An entrepreneur's visa would increase the number of immigrants and therefore increase the number of new businesses. New immigration policies are vital to economic growth, and according to a study by the Immigration Policy Center, "Comprehensive immigration reform generates an increase in U.S. GDP of at least 0.84 percent. Summed over 10 years, this amounts to a cumulative $1.5 trillion in additional GDP. It also boosts wages for both native-born and newly legalized immigrant workers." (2). This study took into consideration illegal immigrants, but the message is clear. Immigration policy reforms are necessary and will increase overall gross domestic product, thereby creating economic growth. America needs help, and government can help America by allowing the immigration system to be unhampered by the bureaucracy and politics that currently plague it.
Fairlie, Robert W. Kauffman Index of entrepreneurial activity 1996-2010. N.p.: The Ewing Marion Kauffman Foundation, 2011. 2. Web. 20 Mar. 2011.
Hinojosa-Ojeda, Dr. Raul. Raising the Floor for American Workers: The Economic Benefits of Comprehensive Immigration Reform. N.p.: The Center for American Progress and the American Immigration Council, 2010. 2. Web. 20 Mar. 2011.
Rayasam, Renuka. "Immigrants: the Unsung Heroes of the U.S. Economy." U.S. News & World Report. N.p., 18 Feb. 2007. Web. 20 Mar. 2011.

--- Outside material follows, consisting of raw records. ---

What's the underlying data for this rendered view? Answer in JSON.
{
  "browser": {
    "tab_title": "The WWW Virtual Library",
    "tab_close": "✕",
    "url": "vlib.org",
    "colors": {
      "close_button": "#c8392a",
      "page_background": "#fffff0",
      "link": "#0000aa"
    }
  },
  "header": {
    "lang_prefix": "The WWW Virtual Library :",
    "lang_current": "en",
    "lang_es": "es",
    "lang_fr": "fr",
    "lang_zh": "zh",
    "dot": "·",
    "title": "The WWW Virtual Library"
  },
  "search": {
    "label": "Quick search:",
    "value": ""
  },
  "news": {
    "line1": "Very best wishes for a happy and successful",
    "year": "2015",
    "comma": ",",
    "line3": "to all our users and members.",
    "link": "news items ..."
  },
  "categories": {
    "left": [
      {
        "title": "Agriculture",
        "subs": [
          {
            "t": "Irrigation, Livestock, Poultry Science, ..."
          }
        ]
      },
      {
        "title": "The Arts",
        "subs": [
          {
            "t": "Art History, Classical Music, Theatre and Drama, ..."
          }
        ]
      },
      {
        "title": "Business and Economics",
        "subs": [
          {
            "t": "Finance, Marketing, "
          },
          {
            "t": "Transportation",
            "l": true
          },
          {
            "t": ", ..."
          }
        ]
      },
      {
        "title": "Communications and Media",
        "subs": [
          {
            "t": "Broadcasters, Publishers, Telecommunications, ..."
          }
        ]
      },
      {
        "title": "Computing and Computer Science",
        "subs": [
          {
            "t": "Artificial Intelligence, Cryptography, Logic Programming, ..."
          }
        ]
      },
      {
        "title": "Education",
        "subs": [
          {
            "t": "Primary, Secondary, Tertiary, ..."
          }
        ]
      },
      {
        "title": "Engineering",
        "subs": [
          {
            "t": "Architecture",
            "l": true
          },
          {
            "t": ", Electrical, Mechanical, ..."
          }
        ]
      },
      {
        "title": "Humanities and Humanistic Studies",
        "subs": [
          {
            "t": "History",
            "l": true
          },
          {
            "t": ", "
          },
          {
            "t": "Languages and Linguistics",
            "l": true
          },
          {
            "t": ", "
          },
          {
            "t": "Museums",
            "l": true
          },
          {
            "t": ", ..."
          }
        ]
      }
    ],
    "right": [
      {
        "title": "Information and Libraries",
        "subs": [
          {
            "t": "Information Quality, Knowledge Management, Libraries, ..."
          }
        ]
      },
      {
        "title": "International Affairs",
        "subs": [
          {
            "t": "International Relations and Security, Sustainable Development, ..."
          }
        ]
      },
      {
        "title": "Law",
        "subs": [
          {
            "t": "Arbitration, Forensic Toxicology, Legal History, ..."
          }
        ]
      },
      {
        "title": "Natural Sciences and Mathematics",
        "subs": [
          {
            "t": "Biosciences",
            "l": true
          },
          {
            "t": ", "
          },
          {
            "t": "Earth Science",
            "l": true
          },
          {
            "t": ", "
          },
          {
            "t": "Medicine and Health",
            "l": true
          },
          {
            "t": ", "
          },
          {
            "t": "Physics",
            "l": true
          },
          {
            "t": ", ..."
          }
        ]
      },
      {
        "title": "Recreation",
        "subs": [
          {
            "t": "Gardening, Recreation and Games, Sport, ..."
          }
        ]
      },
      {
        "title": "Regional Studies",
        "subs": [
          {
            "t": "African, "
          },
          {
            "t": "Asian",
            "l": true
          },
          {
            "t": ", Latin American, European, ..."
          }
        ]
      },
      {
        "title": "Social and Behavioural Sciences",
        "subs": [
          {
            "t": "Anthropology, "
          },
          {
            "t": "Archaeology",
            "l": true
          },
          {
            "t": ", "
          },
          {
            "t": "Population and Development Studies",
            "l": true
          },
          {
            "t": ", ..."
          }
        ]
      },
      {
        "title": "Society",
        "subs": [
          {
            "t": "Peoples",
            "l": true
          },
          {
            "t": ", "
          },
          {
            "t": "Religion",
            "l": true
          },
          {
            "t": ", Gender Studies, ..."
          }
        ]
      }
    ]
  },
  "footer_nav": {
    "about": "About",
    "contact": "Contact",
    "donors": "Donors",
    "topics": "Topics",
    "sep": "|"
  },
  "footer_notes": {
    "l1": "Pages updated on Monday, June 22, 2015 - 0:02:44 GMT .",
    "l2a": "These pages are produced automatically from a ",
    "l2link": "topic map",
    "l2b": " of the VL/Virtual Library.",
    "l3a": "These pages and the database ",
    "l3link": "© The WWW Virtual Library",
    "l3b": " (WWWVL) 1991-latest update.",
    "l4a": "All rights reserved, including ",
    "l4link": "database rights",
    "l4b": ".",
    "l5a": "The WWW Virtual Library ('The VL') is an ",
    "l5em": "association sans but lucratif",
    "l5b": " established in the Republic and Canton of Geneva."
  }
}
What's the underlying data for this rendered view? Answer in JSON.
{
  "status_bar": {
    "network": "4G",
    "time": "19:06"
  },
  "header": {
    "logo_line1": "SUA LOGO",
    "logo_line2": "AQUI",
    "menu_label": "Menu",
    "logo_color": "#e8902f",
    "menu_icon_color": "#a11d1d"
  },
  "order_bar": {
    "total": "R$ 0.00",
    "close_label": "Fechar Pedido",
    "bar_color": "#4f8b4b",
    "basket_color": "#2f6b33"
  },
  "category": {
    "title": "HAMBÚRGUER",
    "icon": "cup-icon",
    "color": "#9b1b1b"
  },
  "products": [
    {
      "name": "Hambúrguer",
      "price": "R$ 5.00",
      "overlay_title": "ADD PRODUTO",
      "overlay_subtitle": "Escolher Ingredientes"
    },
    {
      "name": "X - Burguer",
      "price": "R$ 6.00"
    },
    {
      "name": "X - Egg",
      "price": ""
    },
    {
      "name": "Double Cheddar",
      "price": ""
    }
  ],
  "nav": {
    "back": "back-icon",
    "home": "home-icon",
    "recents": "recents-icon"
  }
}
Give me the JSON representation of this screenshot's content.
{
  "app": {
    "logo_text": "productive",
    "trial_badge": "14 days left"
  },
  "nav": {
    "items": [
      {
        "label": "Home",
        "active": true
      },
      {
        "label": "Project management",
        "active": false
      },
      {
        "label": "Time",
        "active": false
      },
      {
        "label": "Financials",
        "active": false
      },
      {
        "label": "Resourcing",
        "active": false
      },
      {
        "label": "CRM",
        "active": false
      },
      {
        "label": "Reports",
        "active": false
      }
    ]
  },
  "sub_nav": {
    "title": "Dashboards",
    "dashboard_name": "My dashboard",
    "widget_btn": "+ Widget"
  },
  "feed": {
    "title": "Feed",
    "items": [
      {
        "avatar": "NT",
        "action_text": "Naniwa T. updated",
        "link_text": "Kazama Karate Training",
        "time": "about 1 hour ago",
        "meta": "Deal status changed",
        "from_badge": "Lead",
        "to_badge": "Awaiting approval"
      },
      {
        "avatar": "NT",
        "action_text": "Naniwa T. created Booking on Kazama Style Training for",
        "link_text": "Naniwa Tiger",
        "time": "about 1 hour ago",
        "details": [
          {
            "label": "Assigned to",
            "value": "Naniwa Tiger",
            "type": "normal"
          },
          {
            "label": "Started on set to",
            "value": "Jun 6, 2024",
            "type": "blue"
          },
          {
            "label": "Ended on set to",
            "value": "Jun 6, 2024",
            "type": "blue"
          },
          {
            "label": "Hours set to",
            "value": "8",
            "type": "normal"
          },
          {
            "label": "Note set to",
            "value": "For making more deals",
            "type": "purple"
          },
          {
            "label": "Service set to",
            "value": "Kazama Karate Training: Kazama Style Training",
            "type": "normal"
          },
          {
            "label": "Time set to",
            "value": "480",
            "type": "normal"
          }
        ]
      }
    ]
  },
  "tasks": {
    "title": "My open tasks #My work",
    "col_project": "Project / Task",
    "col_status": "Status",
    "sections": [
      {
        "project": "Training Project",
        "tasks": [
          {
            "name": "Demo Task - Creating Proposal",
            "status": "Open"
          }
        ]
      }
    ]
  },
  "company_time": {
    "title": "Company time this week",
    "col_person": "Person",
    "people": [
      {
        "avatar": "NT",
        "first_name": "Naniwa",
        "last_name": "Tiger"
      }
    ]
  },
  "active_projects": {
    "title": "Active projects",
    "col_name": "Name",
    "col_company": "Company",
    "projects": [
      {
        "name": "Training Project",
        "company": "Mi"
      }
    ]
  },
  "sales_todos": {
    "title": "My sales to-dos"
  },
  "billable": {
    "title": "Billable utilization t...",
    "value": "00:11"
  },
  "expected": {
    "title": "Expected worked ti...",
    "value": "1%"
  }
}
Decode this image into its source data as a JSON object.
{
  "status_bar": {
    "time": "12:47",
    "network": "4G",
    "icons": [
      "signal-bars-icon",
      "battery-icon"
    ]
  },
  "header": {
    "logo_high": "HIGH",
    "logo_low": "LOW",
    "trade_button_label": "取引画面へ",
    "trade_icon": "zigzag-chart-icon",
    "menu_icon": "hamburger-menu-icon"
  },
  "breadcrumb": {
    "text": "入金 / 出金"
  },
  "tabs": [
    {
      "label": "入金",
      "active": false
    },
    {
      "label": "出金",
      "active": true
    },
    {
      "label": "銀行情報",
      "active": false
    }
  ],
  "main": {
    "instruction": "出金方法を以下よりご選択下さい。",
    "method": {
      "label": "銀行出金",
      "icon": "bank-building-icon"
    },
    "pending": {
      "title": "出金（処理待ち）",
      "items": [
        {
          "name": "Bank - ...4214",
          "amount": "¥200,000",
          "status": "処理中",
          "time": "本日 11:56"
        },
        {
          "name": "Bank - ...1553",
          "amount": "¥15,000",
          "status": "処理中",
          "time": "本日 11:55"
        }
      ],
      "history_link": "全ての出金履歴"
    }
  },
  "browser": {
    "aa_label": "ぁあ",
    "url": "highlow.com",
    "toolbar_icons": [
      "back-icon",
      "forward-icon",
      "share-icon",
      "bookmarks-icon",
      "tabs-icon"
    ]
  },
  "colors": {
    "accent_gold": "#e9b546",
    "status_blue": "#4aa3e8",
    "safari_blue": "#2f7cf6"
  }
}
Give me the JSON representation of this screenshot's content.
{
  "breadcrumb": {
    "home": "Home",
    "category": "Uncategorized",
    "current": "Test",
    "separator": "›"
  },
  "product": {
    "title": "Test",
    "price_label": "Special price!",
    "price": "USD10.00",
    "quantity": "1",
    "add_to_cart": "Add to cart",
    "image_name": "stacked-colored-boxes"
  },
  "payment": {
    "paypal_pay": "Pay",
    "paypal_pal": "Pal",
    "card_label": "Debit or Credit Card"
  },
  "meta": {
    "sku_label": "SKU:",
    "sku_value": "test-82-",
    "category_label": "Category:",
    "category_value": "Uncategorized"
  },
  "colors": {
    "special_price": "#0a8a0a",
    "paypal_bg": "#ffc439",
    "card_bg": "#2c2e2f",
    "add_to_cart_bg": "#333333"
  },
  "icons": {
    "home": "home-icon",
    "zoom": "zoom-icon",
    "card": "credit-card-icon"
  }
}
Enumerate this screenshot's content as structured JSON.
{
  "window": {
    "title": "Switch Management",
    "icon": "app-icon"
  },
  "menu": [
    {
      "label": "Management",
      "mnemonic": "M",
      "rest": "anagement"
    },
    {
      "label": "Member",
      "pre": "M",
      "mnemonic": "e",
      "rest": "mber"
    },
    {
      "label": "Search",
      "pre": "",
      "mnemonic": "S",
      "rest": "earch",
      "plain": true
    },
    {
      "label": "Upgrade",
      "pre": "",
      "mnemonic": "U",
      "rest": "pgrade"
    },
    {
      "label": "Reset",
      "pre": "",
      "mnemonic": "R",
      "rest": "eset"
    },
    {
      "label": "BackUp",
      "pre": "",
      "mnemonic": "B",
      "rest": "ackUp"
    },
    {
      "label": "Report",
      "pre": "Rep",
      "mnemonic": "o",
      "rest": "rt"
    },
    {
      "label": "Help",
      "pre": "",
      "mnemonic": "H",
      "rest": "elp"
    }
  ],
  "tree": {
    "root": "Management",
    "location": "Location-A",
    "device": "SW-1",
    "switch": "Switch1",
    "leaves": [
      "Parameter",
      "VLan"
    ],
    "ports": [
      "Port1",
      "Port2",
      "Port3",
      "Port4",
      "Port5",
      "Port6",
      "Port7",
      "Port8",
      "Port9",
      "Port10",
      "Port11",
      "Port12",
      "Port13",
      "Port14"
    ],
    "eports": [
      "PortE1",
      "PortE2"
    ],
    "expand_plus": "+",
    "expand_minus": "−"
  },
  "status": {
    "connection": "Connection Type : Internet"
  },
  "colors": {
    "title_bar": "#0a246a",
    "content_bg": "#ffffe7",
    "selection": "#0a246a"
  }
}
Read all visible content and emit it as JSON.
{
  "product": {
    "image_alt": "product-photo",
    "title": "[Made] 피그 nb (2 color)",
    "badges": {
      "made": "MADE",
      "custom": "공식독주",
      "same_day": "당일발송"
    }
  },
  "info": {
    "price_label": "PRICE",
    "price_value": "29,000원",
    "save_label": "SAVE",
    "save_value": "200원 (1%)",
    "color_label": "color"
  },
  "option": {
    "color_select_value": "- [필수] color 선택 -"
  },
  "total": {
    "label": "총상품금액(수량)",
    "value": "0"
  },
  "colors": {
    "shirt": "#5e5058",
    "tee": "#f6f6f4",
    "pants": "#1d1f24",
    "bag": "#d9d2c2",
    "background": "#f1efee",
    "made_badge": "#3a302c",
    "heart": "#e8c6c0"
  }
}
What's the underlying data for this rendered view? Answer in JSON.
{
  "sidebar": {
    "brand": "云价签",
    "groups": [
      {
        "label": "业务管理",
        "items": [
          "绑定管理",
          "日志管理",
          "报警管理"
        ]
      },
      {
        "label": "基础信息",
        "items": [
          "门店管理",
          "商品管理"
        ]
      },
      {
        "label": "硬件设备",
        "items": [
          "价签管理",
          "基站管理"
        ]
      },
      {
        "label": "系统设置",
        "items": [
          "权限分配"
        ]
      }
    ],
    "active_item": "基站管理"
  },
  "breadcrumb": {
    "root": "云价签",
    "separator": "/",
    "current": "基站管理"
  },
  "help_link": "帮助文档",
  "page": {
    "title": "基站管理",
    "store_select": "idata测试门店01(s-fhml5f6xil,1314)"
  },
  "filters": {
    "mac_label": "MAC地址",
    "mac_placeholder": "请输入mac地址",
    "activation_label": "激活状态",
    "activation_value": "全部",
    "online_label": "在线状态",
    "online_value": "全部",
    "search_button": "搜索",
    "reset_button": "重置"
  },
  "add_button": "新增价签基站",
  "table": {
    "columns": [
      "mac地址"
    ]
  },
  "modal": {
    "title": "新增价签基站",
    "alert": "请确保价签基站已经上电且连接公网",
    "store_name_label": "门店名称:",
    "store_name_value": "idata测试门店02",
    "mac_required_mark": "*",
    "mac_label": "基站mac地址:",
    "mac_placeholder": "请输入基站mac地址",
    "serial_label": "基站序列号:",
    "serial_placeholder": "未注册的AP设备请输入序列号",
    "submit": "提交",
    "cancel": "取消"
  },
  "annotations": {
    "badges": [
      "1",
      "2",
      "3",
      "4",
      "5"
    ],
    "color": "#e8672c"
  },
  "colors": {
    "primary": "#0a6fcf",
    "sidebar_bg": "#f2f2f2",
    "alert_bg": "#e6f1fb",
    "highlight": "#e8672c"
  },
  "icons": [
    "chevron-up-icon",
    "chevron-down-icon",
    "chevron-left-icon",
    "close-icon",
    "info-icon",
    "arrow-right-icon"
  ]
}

Schramm, Carl. "The Messy Path To Creating Jobs." Forbes. N.p., 19 Jan. 2011. Web. 20 Mar. 2011.